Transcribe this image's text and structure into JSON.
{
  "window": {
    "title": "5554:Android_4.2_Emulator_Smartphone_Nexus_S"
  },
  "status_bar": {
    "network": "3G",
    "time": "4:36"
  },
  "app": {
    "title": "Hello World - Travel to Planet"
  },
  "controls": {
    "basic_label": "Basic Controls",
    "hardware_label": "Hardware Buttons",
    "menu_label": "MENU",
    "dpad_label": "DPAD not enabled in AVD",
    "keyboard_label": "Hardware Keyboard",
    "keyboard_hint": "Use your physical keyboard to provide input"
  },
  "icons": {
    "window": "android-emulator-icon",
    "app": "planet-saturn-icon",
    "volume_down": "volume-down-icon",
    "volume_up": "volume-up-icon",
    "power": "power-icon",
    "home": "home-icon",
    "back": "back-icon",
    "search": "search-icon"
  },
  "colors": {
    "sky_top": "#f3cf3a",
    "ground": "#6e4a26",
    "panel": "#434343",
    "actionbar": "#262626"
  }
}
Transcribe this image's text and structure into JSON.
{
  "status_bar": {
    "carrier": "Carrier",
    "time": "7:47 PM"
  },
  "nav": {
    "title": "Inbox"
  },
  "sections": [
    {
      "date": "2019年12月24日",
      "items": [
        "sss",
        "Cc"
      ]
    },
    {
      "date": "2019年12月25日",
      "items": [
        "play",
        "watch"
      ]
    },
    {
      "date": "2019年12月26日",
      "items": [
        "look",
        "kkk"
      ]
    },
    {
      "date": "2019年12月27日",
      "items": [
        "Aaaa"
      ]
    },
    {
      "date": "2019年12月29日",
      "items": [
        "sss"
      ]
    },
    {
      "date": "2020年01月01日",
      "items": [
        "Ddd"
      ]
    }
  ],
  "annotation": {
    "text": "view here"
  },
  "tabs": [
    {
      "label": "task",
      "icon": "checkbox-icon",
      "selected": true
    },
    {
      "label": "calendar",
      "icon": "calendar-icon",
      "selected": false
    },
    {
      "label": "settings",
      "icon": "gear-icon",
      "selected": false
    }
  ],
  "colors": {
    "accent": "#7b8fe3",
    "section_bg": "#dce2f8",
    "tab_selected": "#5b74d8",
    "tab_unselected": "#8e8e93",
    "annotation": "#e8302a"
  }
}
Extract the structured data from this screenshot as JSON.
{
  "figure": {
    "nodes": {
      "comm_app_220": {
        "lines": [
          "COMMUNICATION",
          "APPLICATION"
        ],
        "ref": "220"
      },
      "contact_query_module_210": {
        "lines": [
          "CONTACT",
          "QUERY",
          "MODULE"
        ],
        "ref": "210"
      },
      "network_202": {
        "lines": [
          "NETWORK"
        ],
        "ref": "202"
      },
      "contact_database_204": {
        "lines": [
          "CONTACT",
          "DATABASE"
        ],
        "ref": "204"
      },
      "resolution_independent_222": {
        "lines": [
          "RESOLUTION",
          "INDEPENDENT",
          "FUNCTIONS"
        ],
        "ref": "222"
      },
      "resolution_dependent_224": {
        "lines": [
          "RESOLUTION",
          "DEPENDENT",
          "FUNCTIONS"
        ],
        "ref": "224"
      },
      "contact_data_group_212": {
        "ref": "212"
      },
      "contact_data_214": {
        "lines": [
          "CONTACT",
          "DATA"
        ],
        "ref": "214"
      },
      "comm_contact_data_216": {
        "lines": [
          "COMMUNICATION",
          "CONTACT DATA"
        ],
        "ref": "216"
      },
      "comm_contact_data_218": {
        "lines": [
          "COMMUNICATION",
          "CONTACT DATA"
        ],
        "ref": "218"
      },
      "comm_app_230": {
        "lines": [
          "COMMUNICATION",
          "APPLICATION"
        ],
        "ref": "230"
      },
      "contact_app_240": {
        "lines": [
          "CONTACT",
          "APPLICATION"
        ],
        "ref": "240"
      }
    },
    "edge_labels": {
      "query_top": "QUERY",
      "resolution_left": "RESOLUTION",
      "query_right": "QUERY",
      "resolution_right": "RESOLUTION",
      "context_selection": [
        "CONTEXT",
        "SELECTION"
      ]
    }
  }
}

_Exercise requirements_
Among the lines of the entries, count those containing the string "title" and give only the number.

_Response below_
3